(Problem description):
From the records below, pull each line that has "country".

[App and web page records]

------

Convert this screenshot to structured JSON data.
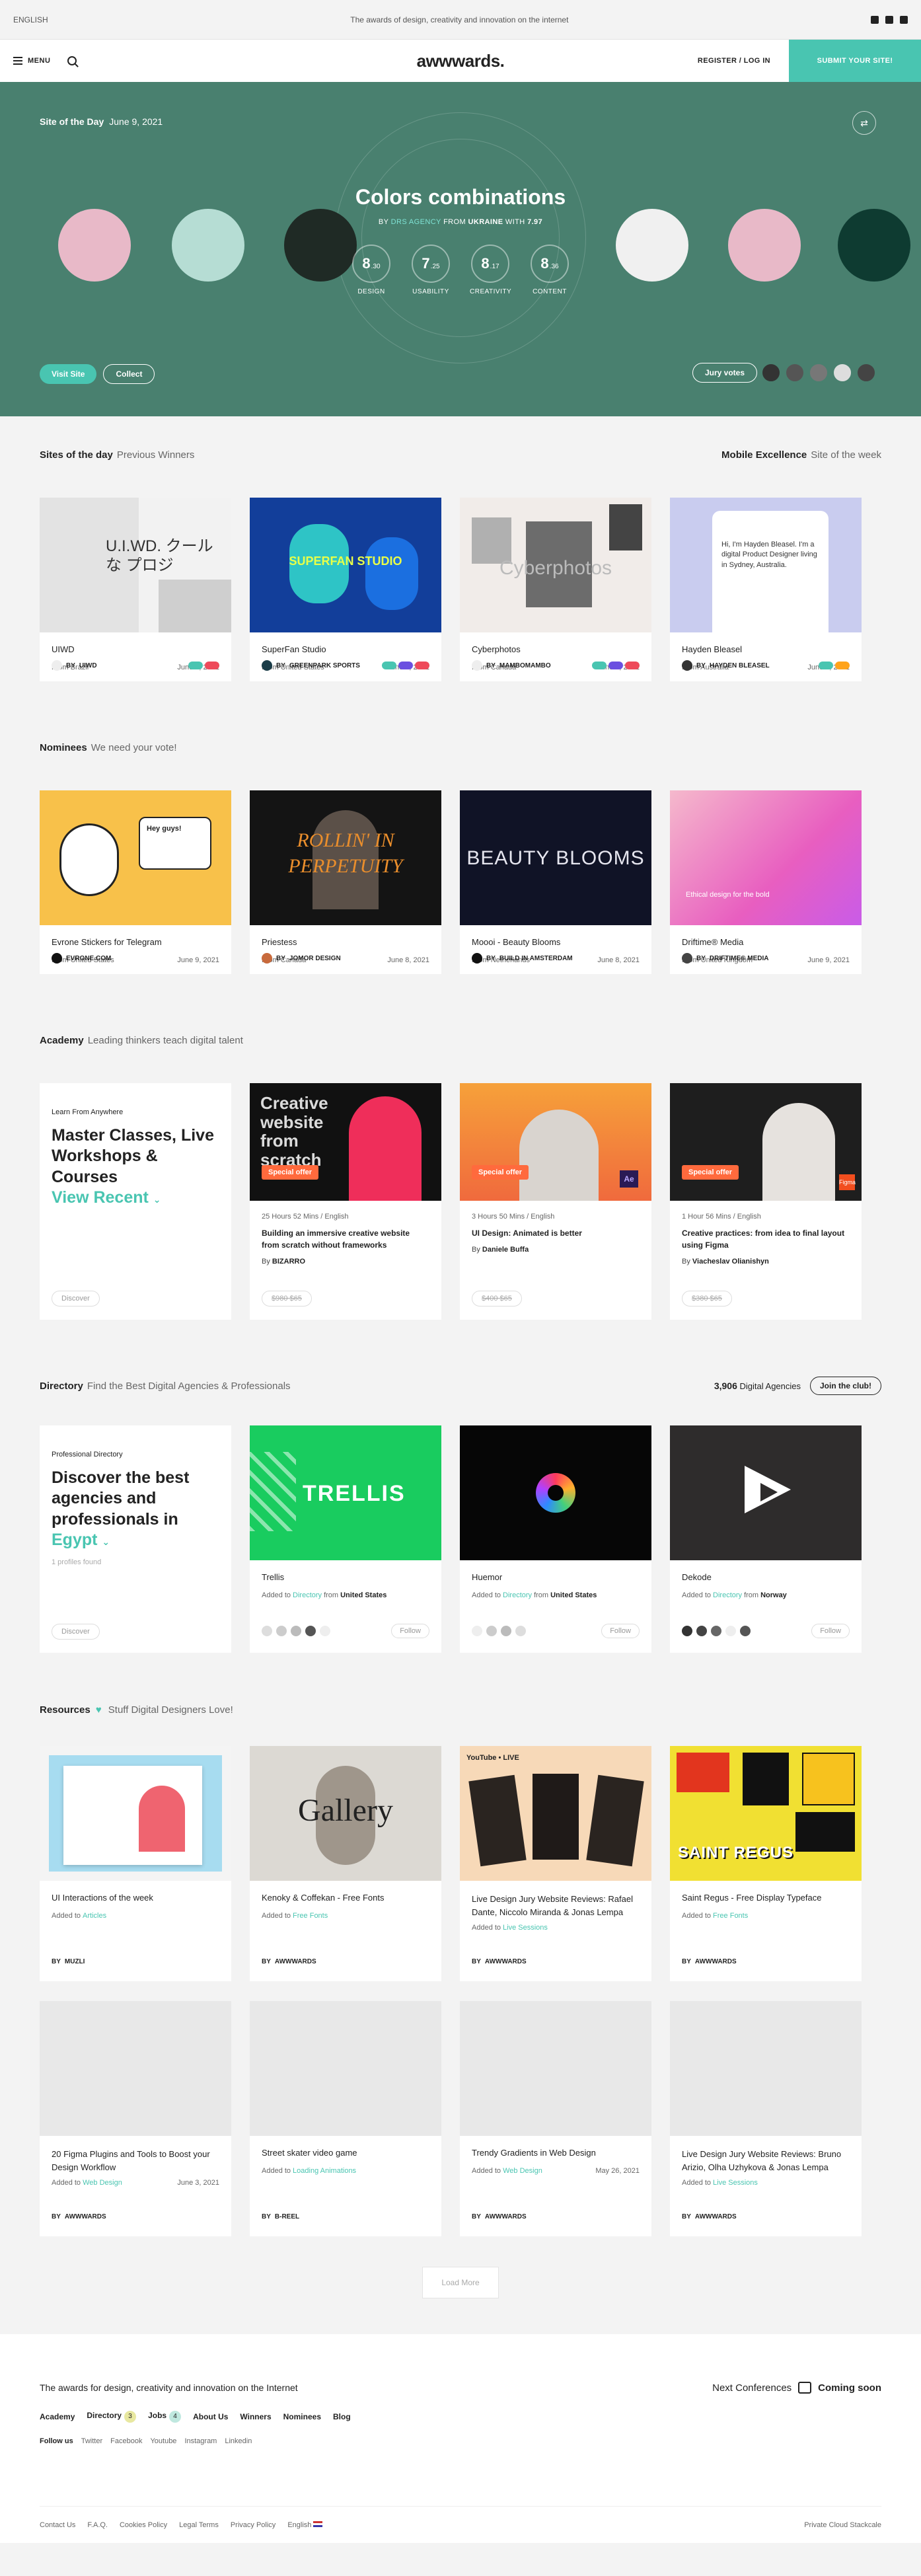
{
  "topbar": {
    "language": "ENGLISH",
    "tagline": "The awards of design, creativity and innovation on the internet",
    "social": [
      "instagram-icon",
      "twitter-icon",
      "facebook-icon"
    ]
  },
  "navbar": {
    "menu": "MENU",
    "logo": "awwwards.",
    "login": "REGISTER / LOG IN",
    "submit": "SUBMIT YOUR SITE!"
  },
  "hero": {
    "label": "Site of the Day",
    "date": "June 9, 2021",
    "title": "Colors combinations",
    "by": "BY",
    "agency": "DRS AGENCY",
    "from": "FROM",
    "country": "UKRAINE",
    "with": "WITH",
    "total": "7.97",
    "scores": [
      {
        "value": "8",
        "dec": ".30",
        "label": "DESIGN"
      },
      {
        "value": "7",
        "dec": ".25",
        "label": "USABILITY"
      },
      {
        "value": "8",
        "dec": ".17",
        "label": "CREATIVITY"
      },
      {
        "value": "8",
        "dec": ".36",
        "label": "CONTENT"
      }
    ],
    "visit": "Visit Site",
    "collect": "Collect",
    "jury": "Jury votes",
    "colors": [
      "#e8b9c8",
      "#b6ddd4",
      "#1f2a25",
      "#f0f0f0",
      "#e8b9c8",
      "#0e3b31"
    ]
  },
  "sites_of_day": {
    "title": "Sites of the day",
    "sub": "Previous Winners",
    "mobile_title": "Mobile Excellence",
    "mobile_sub": "Site of the week",
    "cards": [
      {
        "name": "UIWD",
        "from": "From Brazil",
        "date": "June 8, 2021",
        "by": "BY",
        "author": "UIWD",
        "thumb_text": "U.I.WD. クールな プロジ"
      },
      {
        "name": "SuperFan Studio",
        "from": "From United States",
        "date": "June 7, 2021",
        "by": "BY",
        "author": "GREENPARK SPORTS",
        "thumb_text": "SUPERFAN STUDIO"
      },
      {
        "name": "Cyberphotos",
        "from": "From Canada",
        "date": "June 6, 2021",
        "by": "BY",
        "author": "MAMBOMAMBO",
        "thumb_text": "Cyberphotos"
      },
      {
        "name": "Hayden Bleasel",
        "from": "From Australia",
        "date": "June 9, 2021",
        "by": "BY",
        "author": "HAYDEN BLEASEL",
        "thumb_text": "Hi, I'm Hayden Bleasel. I'm a digital Product Designer living in Sydney, Australia."
      }
    ]
  },
  "nominees": {
    "title": "Nominees",
    "sub": "We need your vote!",
    "cards": [
      {
        "name": "Evrone Stickers for Telegram",
        "from": "From United States",
        "date": "June 9, 2021",
        "author": "EVRONE.COM",
        "thumb_text": "Hey guys!"
      },
      {
        "name": "Priestess",
        "from": "From Canada",
        "date": "June 8, 2021",
        "by": "BY",
        "author": "JOMOR DESIGN",
        "thumb_text": "ROLLIN' IN PERPETUITY"
      },
      {
        "name": "Moooi - Beauty Blooms",
        "from": "From Netherlands",
        "date": "June 8, 2021",
        "by": "BY",
        "author": "BUILD IN AMSTERDAM",
        "thumb_text": "BEAUTY BLOOMS"
      },
      {
        "name": "Driftime® Media",
        "from": "From United Kingdom",
        "date": "June 9, 2021",
        "by": "BY",
        "author": "DRIFTIME® MEDIA",
        "thumb_text": "Ethical design for the bold"
      }
    ]
  },
  "academy": {
    "title": "Academy",
    "sub": "Leading thinkers teach digital talent",
    "promo": {
      "kicker": "Learn From Anywhere",
      "heading": "Master Classes, Live Workshops & Courses",
      "accent": "View Recent",
      "discover": "Discover"
    },
    "cards": [
      {
        "duration": "25 Hours 52 Mins / English",
        "desc": "Building an immersive creative website from scratch without frameworks",
        "by": "By",
        "author": "BIZARRO",
        "price": "$980 $65",
        "offer": "Special offer",
        "thumb_text": "Creative website from scratch"
      },
      {
        "duration": "3 Hours 50 Mins / English",
        "desc": "UI Design: Animated is better",
        "by": "By",
        "author": "Daniele Buffa",
        "price": "$400 $65",
        "offer": "Special offer",
        "thumb_text": "Ae"
      },
      {
        "duration": "1 Hour 56 Mins / English",
        "desc": "Creative practices: from idea to final layout using Figma",
        "by": "By",
        "author": "Viacheslav Olianishyn",
        "price": "$380 $65",
        "offer": "Special offer",
        "thumb_text": "Figma"
      }
    ]
  },
  "directory": {
    "title": "Directory",
    "sub": "Find the Best Digital Agencies & Professionals",
    "count": "3,906",
    "count_label": "Digital Agencies",
    "join": "Join the club!",
    "promo": {
      "kicker": "Professional Directory",
      "heading": "Discover the best agencies and professionals in",
      "accent": "Egypt",
      "found": "1 profiles found",
      "discover": "Discover"
    },
    "cards": [
      {
        "name": "Trellis",
        "added": "Added to",
        "dir": "Directory",
        "from": "from",
        "country": "United States",
        "follow": "Follow",
        "thumb_text": "TRELLIS"
      },
      {
        "name": "Huemor",
        "added": "Added to",
        "dir": "Directory",
        "from": "from",
        "country": "United States",
        "follow": "Follow"
      },
      {
        "name": "Dekode",
        "added": "Added to",
        "dir": "Directory",
        "from": "from",
        "country": "Norway",
        "follow": "Follow"
      }
    ]
  },
  "resources": {
    "title": "Resources",
    "sub": "Stuff Digital Designers Love!",
    "cards": [
      {
        "name": "UI Interactions of the week",
        "added": "Added to",
        "cat": "Articles",
        "date": "",
        "by": "BY",
        "author": "MUZLI"
      },
      {
        "name": "Kenoky & Coffekan - Free Fonts",
        "added": "Added to",
        "cat": "Free Fonts",
        "date": "",
        "by": "BY",
        "author": "AWWWARDS",
        "thumb_text": "Gallery"
      },
      {
        "name": "Live Design Jury Website Reviews: Rafael Dante, Niccolo Miranda & Jonas Lempa",
        "added": "Added to",
        "cat": "Live Sessions",
        "date": "",
        "by": "BY",
        "author": "AWWWARDS",
        "thumb_text": "YouTube • LIVE"
      },
      {
        "name": "Saint Regus - Free Display Typeface",
        "added": "Added to",
        "cat": "Free Fonts",
        "date": "",
        "by": "BY",
        "author": "AWWWARDS",
        "thumb_text": "SAINT REGUS"
      },
      {
        "name": "20 Figma Plugins and Tools to Boost your Design Workflow",
        "added": "Added to",
        "cat": "Web Design",
        "date": "June 3, 2021",
        "by": "BY",
        "author": "AWWWARDS"
      },
      {
        "name": "Street skater video game",
        "added": "Added to",
        "cat": "Loading Animations",
        "date": "",
        "by": "BY",
        "author": "B-REEL"
      },
      {
        "name": "Trendy Gradients in Web Design",
        "added": "Added to",
        "cat": "Web Design",
        "date": "May 26, 2021",
        "by": "BY",
        "author": "AWWWARDS"
      },
      {
        "name": "Live Design Jury Website Reviews: Bruno Arizio, Olha Uzhykova & Jonas Lempa",
        "added": "Added to",
        "cat": "Live Sessions",
        "date": "",
        "by": "BY",
        "author": "AWWWARDS"
      }
    ],
    "load_more": "Load More"
  },
  "footer": {
    "tagline": "The awards for design, creativity and innovation on the Internet",
    "next_conf": "Next Conferences",
    "coming_soon": "Coming soon",
    "nav": [
      {
        "label": "Academy",
        "badge": ""
      },
      {
        "label": "Directory",
        "badge": "3"
      },
      {
        "label": "Jobs",
        "badge": "4"
      },
      {
        "label": "About Us",
        "badge": ""
      },
      {
        "label": "Winners",
        "badge": ""
      },
      {
        "label": "Nominees",
        "badge": ""
      },
      {
        "label": "Blog",
        "badge": ""
      }
    ],
    "follow_label": "Follow us",
    "follow": [
      "Twitter",
      "Facebook",
      "Youtube",
      "Instagram",
      "Linkedin"
    ],
    "bottom_links": [
      "Contact Us",
      "F.A.Q.",
      "Cookies Policy",
      "Legal Terms",
      "Privacy Policy",
      "English"
    ],
    "credit": "Private Cloud Stackcale"
  }
}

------

(Response area):
    "country": "UKRAINE",
        "country": "United States",
        "country": "United States",
        "country": "Norway",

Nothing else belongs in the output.